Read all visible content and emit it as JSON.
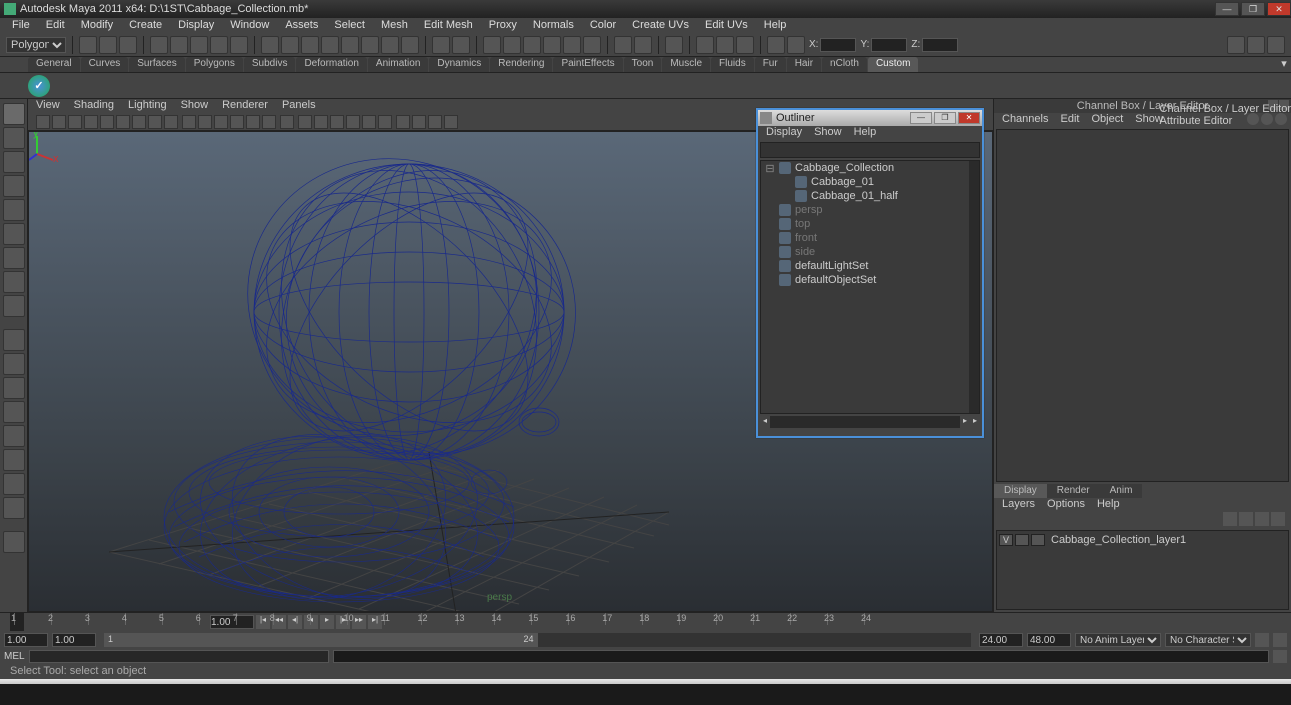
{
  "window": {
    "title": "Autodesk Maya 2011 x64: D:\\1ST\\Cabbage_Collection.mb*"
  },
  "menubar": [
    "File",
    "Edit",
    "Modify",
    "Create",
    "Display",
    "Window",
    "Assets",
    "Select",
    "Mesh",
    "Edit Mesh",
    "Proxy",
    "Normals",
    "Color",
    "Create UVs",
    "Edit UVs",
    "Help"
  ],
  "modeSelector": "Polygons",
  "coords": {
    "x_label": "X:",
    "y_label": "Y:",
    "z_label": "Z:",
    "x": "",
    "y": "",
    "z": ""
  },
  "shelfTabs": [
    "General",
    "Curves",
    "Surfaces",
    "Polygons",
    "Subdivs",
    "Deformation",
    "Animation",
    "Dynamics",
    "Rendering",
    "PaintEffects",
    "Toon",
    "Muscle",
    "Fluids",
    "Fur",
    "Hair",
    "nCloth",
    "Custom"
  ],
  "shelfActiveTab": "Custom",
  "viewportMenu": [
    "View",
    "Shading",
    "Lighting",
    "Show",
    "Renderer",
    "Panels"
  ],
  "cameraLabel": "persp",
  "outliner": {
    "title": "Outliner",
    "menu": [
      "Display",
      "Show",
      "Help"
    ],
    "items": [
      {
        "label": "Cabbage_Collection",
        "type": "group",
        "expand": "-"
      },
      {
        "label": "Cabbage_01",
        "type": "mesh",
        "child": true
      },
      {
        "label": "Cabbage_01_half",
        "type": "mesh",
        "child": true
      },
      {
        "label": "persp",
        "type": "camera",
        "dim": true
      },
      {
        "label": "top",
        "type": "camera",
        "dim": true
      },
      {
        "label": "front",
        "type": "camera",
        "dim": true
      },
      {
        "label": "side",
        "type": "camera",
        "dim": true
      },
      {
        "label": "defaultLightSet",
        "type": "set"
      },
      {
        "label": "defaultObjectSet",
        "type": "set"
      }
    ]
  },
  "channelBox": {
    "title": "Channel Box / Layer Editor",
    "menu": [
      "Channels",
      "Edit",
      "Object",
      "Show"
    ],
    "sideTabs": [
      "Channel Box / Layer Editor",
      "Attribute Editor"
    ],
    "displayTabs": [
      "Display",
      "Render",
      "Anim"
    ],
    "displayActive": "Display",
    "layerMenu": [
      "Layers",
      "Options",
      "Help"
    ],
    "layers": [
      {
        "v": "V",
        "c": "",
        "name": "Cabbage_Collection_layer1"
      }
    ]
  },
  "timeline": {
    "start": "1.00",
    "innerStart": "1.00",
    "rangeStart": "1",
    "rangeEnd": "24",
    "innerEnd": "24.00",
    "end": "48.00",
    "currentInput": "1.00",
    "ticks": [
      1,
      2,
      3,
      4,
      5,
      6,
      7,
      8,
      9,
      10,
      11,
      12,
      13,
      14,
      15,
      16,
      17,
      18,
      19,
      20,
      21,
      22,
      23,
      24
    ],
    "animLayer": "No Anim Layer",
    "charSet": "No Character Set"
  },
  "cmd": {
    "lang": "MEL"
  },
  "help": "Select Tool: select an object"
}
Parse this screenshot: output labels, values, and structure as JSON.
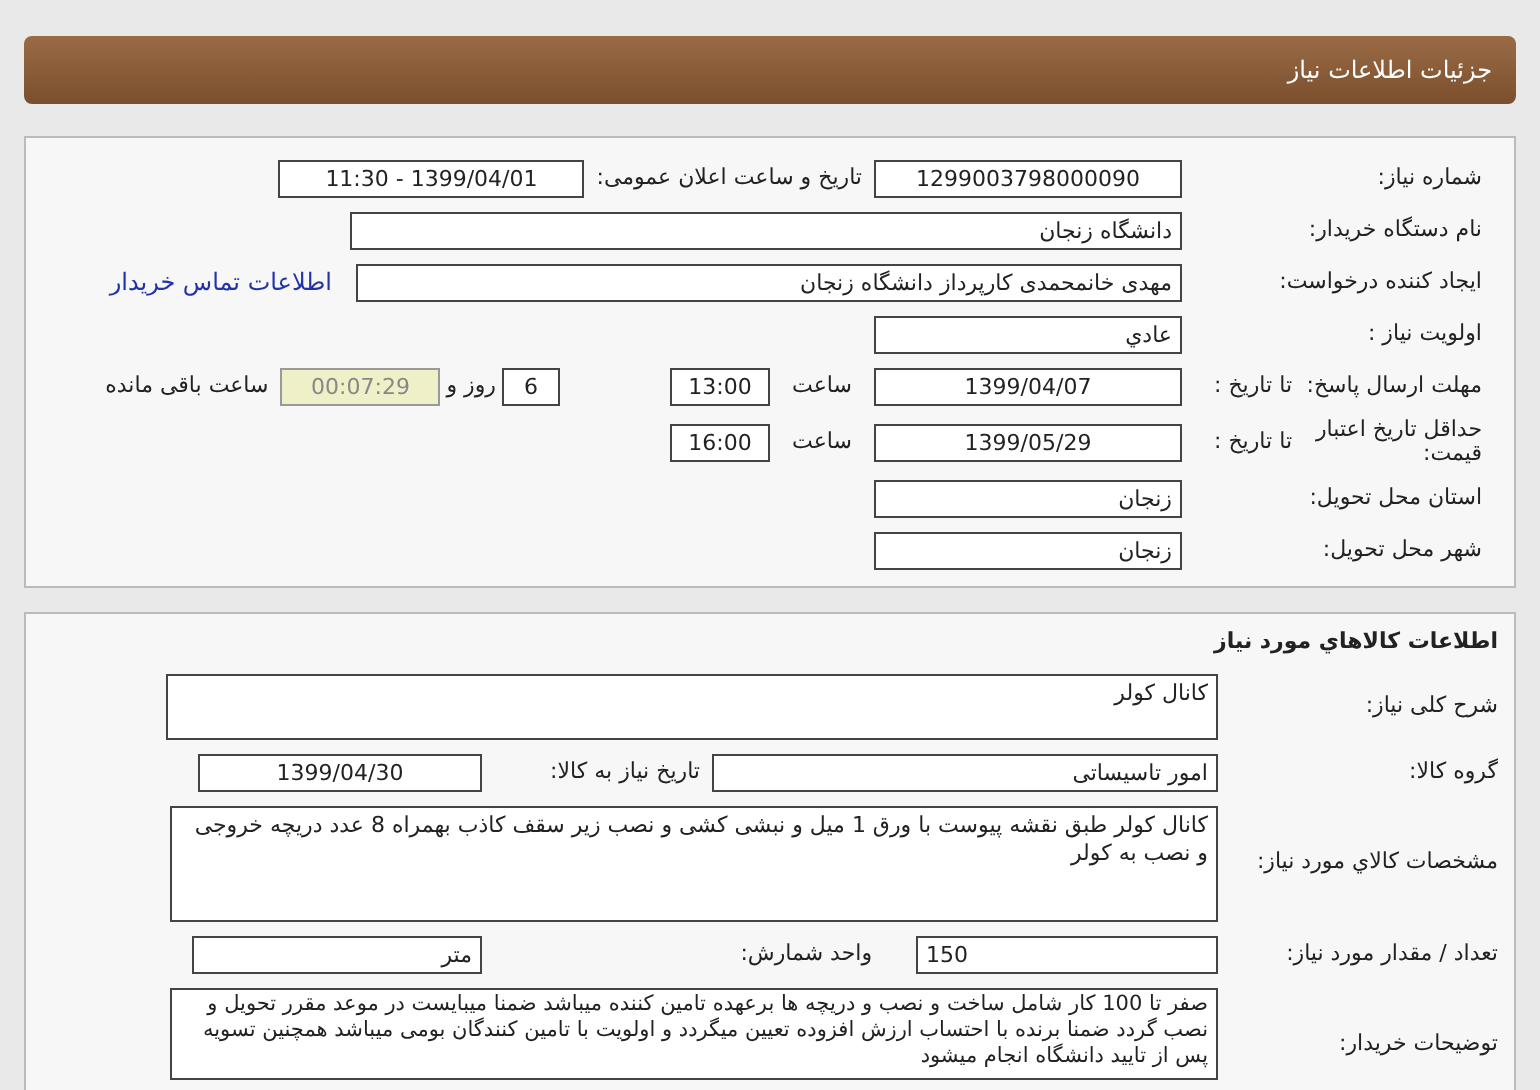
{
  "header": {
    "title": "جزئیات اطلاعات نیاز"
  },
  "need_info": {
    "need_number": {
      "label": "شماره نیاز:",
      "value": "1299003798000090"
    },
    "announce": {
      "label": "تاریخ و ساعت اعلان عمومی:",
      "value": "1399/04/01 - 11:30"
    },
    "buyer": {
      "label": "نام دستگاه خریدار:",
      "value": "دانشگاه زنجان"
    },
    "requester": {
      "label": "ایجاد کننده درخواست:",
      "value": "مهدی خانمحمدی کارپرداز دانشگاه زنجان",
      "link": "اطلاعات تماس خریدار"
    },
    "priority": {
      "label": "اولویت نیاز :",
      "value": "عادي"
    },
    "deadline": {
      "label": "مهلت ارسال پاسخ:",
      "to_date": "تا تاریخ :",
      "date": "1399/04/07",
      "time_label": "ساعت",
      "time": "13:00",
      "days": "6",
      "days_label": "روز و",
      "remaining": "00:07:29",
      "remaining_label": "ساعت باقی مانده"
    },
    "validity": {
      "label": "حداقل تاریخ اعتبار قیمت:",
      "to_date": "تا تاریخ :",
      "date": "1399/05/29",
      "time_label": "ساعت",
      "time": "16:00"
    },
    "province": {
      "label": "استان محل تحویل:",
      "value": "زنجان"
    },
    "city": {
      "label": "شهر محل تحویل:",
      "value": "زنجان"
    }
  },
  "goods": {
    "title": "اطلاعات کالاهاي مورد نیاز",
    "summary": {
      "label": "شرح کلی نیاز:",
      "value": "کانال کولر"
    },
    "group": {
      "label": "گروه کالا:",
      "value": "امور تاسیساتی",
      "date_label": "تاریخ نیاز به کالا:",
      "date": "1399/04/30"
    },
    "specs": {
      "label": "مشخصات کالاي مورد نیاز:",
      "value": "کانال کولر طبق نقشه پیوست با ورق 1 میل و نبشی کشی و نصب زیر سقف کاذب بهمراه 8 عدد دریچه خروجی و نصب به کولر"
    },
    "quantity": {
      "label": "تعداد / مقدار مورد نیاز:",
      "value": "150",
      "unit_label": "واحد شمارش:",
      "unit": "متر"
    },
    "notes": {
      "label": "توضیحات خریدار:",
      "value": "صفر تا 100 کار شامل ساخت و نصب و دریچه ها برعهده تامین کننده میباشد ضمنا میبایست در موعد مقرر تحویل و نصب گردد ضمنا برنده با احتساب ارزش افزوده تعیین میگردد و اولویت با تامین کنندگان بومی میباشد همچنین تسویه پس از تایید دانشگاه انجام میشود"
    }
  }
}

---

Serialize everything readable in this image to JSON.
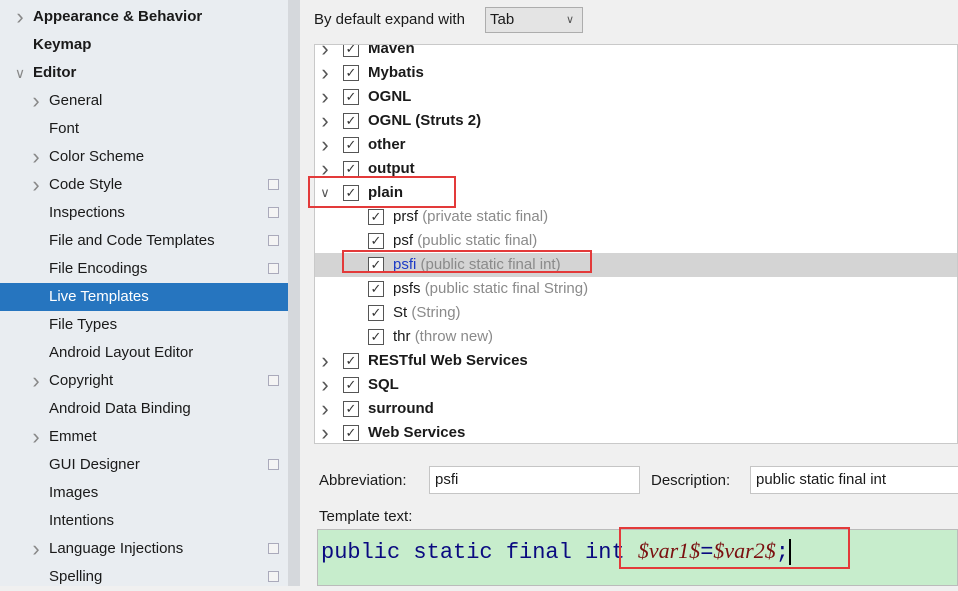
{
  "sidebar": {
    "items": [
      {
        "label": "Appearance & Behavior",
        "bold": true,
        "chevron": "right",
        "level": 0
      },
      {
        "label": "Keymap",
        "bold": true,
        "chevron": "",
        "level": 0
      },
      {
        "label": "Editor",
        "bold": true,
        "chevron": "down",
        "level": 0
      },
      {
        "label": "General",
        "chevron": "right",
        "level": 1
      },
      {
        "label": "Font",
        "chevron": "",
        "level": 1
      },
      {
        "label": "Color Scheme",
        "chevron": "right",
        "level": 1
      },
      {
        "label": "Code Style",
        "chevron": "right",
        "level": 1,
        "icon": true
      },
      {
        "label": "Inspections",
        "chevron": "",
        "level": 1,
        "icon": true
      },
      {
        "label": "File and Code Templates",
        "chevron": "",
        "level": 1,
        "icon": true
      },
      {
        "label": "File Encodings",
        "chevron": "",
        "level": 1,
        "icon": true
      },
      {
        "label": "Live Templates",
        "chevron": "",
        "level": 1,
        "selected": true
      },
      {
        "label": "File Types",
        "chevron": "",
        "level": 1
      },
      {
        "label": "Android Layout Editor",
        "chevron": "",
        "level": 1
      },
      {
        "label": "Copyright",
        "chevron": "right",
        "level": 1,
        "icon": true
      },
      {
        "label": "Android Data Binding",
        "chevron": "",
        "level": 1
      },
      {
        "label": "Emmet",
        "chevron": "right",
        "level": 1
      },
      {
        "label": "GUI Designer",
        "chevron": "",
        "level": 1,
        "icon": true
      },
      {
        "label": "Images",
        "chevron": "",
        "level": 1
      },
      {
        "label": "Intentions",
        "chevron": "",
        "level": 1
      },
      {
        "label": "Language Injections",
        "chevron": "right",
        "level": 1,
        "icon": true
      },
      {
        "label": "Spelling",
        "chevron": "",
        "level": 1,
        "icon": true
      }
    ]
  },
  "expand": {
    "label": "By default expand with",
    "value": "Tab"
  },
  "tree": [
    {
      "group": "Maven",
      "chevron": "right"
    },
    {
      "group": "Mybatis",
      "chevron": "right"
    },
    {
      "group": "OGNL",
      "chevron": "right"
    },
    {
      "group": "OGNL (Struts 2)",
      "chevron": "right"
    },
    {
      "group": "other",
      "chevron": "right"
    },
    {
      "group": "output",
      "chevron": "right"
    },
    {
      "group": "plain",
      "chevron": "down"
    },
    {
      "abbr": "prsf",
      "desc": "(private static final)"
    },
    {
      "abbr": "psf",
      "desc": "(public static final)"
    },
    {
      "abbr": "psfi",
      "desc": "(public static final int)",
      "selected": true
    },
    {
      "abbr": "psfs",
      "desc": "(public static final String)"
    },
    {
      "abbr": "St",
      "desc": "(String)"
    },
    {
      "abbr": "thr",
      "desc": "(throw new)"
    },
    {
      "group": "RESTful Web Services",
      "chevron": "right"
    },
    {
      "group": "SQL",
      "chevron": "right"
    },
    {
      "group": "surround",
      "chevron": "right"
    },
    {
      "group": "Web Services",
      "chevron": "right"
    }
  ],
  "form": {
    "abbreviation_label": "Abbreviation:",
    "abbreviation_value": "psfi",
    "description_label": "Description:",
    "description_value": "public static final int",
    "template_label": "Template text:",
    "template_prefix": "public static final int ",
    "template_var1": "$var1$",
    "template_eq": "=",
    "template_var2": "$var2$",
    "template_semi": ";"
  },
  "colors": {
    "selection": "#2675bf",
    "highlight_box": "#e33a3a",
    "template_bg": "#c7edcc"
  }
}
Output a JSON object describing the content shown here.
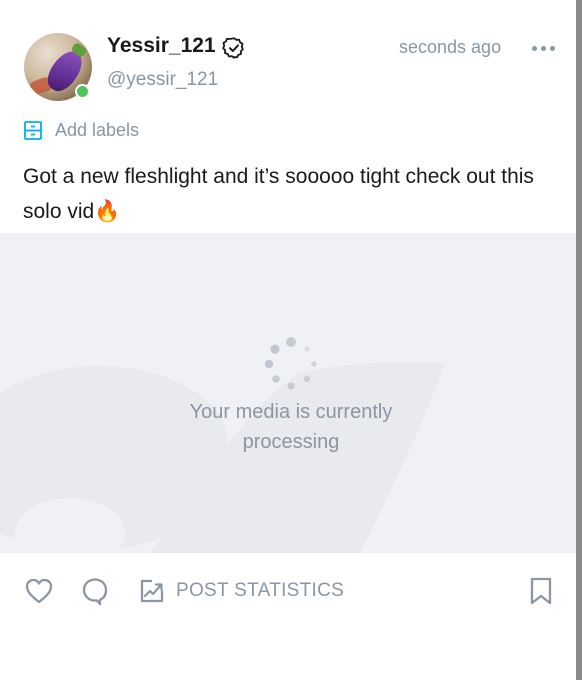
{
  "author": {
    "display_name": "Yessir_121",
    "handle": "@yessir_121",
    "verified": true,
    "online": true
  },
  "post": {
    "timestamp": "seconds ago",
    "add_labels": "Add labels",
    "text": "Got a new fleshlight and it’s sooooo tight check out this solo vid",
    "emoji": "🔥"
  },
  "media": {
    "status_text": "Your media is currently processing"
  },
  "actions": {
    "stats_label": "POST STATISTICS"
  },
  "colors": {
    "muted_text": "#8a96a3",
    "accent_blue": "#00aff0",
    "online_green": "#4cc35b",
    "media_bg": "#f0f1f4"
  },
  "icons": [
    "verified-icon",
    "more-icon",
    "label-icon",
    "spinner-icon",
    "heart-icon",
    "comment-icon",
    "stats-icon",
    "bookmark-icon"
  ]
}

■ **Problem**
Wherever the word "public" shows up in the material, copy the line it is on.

■ **Answer to this task**
      "desc": "(public static final)"
      "desc": "(public static final int)",
      "desc": "(public static final String)"
    "description_value": "public static final int",
    "template_prefix": "public static final int ",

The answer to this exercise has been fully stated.